Though polls show the opposition has majority support and his foes repeatedly call for a free and fair election as their No. 1 demand, Maduro insists they are U.S. pawns intent on sabotaging the economy and bringing him down through violence.
Most Venezuelans oppose the Constituent Assembly, which will have power to rewrite the constitution and annul the current opposition-led legislature, but Maduro is pressing on anyway for the vote in two weeks’ time. In three questions at Sunday’s event, opposition supporters voted overwhelmingly – by 98 percent – to reject the proposed new assembly, urge the military to defend the existing constitution, and support elections before Maduro’s term ends, according to academics monitoring the vote for the opposition.
Sunday’s nearly 7.2 million participation compared with 7.7 million opposition votes in the 2015 legislative elections that it won by a landslide and 7.3 million votes for the opposition in a 2013 presidential poll narrowly won by Maduro.
“The result is a remarkable show of force for Venezuela’s opposition,” New York-based Torino Capital said in a research note, noting the vote was only called two weeks previously and participation meant openly defying the government.

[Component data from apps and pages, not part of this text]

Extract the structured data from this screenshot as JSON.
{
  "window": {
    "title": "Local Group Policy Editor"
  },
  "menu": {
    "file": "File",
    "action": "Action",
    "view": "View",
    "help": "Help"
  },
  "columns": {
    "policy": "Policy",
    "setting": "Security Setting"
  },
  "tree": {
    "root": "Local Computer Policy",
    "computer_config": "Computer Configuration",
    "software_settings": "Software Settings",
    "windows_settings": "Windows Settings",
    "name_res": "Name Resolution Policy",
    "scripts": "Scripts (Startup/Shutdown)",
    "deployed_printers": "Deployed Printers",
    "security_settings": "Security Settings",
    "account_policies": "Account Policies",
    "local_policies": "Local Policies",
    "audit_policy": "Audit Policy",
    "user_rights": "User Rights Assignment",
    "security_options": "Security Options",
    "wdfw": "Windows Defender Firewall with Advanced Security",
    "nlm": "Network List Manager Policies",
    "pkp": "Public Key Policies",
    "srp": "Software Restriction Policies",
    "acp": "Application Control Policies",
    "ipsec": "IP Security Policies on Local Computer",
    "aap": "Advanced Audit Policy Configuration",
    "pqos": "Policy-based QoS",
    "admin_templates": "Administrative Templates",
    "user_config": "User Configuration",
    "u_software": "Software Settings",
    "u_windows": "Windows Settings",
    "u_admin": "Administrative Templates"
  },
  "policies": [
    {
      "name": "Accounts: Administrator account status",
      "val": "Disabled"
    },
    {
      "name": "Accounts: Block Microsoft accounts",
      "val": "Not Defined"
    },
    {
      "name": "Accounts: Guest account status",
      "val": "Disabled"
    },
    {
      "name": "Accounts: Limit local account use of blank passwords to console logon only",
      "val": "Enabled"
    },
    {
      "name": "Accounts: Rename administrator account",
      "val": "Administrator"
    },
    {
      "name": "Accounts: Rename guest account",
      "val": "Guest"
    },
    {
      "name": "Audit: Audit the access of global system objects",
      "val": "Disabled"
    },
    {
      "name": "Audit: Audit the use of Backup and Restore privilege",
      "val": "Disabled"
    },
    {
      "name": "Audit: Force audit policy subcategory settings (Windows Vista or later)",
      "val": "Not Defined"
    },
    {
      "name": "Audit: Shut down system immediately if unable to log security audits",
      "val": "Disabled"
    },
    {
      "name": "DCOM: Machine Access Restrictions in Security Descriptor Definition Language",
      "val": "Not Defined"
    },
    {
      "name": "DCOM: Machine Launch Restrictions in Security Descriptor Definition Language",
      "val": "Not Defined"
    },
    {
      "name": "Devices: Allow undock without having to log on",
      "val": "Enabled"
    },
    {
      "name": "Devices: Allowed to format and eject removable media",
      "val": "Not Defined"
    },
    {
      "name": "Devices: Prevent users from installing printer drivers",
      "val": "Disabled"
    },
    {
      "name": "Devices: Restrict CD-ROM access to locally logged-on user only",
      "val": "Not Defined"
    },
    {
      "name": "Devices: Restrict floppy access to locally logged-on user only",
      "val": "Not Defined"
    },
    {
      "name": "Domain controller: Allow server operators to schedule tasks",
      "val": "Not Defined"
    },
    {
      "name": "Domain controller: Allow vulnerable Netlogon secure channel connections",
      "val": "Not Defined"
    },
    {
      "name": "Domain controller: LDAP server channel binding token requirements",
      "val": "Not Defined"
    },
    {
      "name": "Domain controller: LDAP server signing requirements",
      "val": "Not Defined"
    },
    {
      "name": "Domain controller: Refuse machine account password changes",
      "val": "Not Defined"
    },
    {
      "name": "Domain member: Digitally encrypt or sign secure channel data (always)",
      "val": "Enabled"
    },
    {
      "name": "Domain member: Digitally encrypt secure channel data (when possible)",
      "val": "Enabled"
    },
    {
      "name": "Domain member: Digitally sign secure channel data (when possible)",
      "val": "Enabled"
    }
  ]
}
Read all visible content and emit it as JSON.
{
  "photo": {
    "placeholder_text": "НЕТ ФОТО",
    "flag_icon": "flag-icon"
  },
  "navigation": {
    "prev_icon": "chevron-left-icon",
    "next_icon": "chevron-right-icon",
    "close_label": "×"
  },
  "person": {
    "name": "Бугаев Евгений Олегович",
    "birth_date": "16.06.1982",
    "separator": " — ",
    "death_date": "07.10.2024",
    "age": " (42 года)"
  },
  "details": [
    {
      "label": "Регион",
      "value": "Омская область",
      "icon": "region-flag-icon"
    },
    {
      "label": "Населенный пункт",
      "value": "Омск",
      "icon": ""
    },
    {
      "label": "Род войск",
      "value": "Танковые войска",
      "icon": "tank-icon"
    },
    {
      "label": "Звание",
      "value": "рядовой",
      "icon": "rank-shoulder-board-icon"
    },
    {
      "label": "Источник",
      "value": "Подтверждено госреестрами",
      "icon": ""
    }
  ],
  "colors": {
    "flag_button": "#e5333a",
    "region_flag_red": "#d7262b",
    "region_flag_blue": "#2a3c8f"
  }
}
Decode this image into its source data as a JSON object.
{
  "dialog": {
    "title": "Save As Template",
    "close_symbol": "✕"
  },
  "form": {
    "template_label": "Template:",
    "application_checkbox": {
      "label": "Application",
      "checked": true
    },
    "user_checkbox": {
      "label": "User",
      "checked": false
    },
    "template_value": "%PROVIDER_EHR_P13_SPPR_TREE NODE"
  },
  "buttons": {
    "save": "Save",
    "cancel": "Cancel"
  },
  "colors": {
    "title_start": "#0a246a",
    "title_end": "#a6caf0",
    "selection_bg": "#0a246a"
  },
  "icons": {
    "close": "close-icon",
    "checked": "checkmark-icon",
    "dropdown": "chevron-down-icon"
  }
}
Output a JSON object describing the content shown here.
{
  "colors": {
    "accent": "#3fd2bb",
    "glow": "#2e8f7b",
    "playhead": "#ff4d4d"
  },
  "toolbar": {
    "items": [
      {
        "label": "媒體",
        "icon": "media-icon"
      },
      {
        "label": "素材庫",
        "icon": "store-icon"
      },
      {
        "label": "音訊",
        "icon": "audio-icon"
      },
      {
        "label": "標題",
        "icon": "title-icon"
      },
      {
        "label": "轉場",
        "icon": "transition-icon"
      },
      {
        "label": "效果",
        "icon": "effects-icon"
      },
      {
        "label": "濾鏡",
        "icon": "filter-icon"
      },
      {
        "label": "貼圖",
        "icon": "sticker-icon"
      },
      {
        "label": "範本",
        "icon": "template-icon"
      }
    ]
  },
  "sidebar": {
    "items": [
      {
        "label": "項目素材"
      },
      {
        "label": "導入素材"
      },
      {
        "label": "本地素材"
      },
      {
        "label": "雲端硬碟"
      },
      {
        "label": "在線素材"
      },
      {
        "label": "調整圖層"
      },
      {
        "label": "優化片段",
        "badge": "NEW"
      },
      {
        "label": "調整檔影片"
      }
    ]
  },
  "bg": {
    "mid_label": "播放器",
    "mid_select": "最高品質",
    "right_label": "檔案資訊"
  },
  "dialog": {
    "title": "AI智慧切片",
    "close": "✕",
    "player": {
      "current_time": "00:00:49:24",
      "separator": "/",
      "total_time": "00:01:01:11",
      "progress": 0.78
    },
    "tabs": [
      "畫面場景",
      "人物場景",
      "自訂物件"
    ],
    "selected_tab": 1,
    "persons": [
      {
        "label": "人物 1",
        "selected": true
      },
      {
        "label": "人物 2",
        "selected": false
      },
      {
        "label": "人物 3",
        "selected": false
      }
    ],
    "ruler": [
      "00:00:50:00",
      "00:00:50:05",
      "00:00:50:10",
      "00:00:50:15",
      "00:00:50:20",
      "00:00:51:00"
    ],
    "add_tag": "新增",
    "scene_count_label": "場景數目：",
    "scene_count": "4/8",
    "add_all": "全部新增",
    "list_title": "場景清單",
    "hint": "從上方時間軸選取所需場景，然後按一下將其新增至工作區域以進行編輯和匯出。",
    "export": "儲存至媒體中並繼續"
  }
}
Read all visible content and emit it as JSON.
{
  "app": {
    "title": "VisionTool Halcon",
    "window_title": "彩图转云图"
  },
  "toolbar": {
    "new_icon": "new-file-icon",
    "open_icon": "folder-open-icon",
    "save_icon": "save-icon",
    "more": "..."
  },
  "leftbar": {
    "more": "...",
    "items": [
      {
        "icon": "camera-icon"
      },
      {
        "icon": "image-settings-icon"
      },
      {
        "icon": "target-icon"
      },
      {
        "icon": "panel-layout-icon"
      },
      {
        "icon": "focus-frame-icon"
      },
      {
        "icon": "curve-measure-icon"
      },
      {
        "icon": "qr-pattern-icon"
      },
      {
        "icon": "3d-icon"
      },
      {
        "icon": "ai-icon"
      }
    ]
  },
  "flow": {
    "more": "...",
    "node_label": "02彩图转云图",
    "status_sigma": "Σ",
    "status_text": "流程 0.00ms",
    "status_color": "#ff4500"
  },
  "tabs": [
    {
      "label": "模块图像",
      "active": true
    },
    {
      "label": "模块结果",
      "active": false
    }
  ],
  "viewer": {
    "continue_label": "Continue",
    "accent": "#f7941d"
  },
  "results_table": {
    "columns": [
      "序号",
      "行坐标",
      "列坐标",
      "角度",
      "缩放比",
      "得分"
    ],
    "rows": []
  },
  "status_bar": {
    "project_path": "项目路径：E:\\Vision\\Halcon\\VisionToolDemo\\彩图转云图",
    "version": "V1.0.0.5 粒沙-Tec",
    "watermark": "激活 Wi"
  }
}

“We can assume that the number of people voting was less than that which would turn out to vote in a regular election..
The results seem to confirm that the opposition would easily defeat the government in any election.”
The political turmoil has taken a heavy toll on Venezuela: 95 deaths in unrest since April, thousands of injuries, hundreds of arrests, and further damage to an economy already in its fourth year of decline.